The Suite from the ballet “The Firebird” also concerns two lovers: Prince Ivan, while hunting in the forest, accidentally strays into the realm of Kotschei the Immortal King and encounters 13 beautiful princesses and falls in love with one of them. Ivan risks his life to free the princess. (He is successful!) The music for the ballet is lovely and dynamic, with some of the most exciting music of the early 20th century.

Rachmaninoff’s Piano Concerto No. 2 doesn’t represent love between two people, but rather a deep love for music. Rachmaninoff enjoyed great success as a composer early in his life. However, following a particularly terrible premier performance of his Symphony No. 1, he was thrust into a deep depression and was unable to compose for several years. It was only through therapy that Rachmaninoff returned to writing music, and he rediscovered his extraordinary gift for writing lush and romantic musical themes.

Q. I assume pianist Robert Henry is playing the Rachmaninoff. Why him? And why that piece of music?

A. I first met Robert Henry when he was 18 or 19 years old while he was studying for an undergraduate degree in music in Atlanta. At that time, he was already an amazingly talented pianist and musician. Truly, when he plays he makes the most demanding music seem effortless; it is an astonishing thing to watch him play. It was the music of Rachmaninoff that most impressed me when I heard him play as a young man, and I am thrilled that we can present Dr. Henry to the APO patrons.

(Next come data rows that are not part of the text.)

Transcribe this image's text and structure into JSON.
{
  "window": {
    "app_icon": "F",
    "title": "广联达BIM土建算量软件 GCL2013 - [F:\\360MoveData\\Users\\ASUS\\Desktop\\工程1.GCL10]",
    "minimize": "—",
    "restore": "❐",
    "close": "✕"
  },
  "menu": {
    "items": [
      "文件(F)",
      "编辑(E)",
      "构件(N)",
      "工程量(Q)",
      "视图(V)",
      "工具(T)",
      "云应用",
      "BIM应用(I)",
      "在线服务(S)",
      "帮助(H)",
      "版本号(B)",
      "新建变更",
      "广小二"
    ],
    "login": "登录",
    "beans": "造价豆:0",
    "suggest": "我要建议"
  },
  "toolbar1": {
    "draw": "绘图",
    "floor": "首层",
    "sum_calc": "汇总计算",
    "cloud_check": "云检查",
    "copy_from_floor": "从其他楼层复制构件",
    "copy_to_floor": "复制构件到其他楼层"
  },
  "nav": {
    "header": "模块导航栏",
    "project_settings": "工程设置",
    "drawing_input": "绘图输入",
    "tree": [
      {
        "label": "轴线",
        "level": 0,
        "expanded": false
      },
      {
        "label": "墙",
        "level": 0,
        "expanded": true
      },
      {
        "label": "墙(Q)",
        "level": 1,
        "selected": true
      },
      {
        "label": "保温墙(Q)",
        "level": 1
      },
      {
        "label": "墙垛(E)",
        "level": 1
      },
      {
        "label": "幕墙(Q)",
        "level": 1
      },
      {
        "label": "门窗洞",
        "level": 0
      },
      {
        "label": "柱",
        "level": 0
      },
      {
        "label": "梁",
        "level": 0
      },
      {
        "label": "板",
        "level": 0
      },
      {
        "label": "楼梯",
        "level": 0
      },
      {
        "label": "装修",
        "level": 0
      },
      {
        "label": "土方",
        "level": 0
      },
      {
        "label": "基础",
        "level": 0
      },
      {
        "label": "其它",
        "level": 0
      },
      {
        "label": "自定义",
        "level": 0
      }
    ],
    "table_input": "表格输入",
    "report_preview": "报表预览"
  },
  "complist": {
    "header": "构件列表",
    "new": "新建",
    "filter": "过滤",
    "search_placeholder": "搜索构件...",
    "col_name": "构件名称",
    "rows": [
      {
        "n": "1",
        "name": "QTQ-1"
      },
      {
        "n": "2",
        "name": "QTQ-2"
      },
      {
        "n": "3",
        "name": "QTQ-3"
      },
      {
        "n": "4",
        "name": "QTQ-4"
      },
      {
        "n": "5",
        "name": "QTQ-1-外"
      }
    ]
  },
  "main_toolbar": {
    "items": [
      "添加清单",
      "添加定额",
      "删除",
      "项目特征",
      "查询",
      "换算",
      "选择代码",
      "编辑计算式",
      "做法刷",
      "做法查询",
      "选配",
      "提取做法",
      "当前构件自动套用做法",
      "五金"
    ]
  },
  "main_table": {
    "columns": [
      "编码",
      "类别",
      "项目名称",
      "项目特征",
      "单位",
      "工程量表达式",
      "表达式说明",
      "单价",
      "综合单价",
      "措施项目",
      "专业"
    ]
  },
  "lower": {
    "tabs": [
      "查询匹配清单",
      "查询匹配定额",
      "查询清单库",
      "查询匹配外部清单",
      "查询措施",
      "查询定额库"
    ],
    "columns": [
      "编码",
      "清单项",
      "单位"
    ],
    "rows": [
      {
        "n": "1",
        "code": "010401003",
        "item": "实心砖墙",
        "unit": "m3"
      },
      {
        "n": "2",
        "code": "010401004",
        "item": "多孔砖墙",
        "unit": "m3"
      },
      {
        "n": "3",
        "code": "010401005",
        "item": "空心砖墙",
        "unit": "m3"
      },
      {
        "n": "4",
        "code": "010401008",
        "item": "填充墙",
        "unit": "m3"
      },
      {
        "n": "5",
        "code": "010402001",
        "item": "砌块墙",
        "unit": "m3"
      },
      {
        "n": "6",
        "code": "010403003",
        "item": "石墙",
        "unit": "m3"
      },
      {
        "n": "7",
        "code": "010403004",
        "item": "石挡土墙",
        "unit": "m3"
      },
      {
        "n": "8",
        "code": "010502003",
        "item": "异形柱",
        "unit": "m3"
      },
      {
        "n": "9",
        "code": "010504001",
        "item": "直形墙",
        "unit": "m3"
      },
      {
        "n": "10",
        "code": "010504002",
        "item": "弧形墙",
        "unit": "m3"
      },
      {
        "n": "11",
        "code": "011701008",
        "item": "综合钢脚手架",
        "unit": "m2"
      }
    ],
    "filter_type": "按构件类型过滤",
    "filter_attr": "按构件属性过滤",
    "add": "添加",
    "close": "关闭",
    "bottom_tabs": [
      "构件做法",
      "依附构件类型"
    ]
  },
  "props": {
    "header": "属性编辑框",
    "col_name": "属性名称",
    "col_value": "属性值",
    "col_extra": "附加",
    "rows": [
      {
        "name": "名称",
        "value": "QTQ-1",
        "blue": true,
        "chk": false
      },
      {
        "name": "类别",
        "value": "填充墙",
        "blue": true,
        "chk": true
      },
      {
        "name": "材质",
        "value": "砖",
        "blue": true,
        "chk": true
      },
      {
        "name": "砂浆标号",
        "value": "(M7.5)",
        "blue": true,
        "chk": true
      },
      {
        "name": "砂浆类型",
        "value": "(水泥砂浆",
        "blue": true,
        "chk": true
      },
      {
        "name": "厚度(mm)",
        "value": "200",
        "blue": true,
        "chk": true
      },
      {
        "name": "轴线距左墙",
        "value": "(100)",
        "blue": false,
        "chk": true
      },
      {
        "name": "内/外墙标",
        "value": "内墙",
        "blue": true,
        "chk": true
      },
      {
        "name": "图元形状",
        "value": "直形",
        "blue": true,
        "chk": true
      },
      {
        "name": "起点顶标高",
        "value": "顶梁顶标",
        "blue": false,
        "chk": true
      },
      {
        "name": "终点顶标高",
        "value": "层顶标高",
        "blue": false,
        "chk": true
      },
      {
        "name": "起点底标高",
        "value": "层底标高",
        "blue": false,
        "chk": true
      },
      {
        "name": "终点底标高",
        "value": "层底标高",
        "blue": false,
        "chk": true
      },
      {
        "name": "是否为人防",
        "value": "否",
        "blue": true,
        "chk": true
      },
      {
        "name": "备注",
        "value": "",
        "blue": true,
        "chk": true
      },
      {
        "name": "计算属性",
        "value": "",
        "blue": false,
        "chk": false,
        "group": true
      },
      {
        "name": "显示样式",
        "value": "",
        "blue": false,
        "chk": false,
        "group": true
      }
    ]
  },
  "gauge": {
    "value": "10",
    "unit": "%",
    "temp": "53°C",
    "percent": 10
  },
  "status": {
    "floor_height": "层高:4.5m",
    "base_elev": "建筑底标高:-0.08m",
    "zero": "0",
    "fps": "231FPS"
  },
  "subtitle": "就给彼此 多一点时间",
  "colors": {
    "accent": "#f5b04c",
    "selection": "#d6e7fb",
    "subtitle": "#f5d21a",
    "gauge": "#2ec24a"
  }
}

Q. Is this “easy” music for an audience?

A. This is one of the most exciting performances the APO has presented in the past several years. All three pieces on the program are orchestral showpieces and will highlight the outstanding members of the orchestra. The music is listener-friendly, and the program is a perfect way to enter the symphonic world for a novice concertgoer. The program will also be a delight for the ears and other senses for the seasoned orchestra patron. I present commentary for each work on the program from the stage during the performance, so the atmosphere of the concert is relaxed and very enjoyable.



Arkansas Philharmonic:

‘Music From The Heart’

With Robert Henry

WHEN — 7 p.m. Feb. 9

WHERE — Arend Arts Center in Bentonville

COST — $5-$35

INFO — 800-965-9324

BONUS — Parents can have a date night by taking advantage of the Classical Kids Club. Kids 4-12 are invited to have fun in the club during all or part of the concert. It is included with the $5 admission.

Categories: Music